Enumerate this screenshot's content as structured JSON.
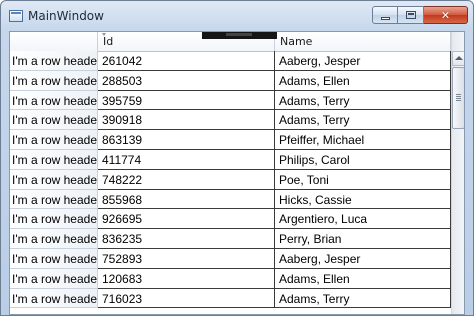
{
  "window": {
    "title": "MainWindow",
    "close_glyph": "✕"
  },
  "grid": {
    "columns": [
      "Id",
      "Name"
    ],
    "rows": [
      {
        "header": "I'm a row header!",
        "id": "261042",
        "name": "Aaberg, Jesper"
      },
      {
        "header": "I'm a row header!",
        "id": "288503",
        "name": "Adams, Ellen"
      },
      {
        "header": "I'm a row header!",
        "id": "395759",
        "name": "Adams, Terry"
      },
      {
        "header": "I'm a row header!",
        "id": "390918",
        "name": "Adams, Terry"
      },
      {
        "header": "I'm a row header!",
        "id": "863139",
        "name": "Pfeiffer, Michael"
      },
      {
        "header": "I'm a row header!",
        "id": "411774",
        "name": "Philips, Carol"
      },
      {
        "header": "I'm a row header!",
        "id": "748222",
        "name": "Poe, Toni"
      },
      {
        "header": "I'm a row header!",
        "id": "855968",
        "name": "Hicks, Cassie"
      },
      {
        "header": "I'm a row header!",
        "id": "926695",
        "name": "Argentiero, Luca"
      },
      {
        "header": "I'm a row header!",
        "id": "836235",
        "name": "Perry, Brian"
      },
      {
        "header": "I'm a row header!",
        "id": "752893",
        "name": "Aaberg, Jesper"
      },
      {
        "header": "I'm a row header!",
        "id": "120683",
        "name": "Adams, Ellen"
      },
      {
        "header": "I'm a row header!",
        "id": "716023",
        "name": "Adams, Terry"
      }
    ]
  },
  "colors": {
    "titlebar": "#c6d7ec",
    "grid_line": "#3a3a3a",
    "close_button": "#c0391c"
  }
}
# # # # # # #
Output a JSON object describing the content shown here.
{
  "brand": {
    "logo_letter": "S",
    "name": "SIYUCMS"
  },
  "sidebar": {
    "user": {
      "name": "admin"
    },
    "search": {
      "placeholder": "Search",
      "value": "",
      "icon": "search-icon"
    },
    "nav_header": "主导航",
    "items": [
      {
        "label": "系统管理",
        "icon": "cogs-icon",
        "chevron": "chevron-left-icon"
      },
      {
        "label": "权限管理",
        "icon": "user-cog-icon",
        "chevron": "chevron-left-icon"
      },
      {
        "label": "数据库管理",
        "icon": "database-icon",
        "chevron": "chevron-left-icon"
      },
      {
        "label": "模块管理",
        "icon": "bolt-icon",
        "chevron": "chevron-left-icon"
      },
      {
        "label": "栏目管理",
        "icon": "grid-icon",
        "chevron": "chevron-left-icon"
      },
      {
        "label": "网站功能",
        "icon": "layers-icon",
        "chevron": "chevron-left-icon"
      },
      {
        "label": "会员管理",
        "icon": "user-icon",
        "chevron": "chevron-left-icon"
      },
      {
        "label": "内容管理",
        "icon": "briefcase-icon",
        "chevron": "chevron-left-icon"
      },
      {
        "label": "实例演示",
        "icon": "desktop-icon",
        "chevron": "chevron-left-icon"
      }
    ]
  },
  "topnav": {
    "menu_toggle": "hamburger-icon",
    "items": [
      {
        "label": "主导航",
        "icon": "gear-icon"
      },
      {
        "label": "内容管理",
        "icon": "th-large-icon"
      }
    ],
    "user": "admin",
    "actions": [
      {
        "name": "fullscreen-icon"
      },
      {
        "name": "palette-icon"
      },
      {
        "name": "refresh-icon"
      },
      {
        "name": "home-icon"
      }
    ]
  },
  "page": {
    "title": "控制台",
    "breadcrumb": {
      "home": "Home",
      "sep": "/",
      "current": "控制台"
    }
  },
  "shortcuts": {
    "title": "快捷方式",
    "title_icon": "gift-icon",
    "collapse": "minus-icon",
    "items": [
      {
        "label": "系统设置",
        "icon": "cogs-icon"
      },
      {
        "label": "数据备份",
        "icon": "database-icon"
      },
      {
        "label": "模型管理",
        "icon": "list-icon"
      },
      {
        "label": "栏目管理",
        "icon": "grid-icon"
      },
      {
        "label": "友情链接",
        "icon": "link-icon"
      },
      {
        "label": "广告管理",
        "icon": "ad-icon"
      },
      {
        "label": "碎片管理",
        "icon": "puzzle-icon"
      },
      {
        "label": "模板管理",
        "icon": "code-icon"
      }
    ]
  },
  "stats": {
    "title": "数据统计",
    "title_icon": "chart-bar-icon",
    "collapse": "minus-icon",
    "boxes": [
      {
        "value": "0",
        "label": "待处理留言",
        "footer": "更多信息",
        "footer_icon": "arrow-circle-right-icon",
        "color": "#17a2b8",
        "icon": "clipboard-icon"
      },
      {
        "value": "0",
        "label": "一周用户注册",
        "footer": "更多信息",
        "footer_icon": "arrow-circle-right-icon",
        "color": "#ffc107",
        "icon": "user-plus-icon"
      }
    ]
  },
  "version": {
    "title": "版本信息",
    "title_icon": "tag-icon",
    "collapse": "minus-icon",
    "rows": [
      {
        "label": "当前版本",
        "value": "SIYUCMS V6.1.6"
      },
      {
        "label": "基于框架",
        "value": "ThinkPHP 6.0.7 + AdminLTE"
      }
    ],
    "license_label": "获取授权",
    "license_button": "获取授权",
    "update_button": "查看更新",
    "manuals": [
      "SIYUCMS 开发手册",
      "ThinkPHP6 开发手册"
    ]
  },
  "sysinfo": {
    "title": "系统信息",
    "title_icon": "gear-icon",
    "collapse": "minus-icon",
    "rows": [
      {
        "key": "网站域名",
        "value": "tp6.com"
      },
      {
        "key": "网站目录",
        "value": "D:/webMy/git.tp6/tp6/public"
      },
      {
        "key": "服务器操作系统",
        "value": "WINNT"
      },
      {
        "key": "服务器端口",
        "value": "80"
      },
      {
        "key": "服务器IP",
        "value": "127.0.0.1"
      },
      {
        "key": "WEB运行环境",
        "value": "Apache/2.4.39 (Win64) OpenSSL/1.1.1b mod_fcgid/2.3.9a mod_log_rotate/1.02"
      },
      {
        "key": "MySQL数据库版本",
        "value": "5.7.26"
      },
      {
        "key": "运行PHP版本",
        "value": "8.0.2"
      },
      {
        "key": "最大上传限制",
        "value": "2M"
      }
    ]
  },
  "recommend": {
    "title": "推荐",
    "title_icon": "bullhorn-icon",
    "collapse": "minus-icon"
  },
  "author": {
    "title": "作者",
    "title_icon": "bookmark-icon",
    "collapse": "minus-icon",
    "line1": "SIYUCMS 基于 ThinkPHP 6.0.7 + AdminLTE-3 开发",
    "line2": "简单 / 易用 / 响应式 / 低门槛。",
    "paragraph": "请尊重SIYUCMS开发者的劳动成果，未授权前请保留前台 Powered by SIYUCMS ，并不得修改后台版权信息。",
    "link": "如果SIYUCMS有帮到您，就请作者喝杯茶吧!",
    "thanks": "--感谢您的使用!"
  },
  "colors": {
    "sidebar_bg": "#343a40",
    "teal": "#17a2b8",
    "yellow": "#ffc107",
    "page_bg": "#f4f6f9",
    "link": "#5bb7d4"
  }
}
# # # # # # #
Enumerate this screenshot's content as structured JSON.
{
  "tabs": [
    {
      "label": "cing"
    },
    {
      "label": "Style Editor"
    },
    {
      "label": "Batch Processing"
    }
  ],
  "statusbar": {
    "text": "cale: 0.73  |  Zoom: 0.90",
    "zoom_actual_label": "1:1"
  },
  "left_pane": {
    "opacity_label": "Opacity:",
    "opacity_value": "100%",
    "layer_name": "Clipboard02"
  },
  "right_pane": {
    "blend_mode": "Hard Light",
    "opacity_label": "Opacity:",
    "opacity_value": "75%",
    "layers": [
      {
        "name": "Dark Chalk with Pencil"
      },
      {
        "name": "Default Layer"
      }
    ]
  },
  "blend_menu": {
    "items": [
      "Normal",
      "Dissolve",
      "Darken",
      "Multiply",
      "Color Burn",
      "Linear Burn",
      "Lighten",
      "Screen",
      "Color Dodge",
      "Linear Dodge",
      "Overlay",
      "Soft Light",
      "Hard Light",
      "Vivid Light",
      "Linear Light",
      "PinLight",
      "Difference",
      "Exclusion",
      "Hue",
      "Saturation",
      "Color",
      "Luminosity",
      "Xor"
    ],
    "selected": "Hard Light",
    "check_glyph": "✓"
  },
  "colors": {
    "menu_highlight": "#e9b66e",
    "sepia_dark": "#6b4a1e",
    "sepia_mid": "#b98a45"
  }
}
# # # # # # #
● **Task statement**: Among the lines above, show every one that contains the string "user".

● **Exercise output**:
    "user": {
        "icon": "user-cog-icon",
        "icon": "user-icon",
    "user": "admin",
        "icon": "user-plus-icon"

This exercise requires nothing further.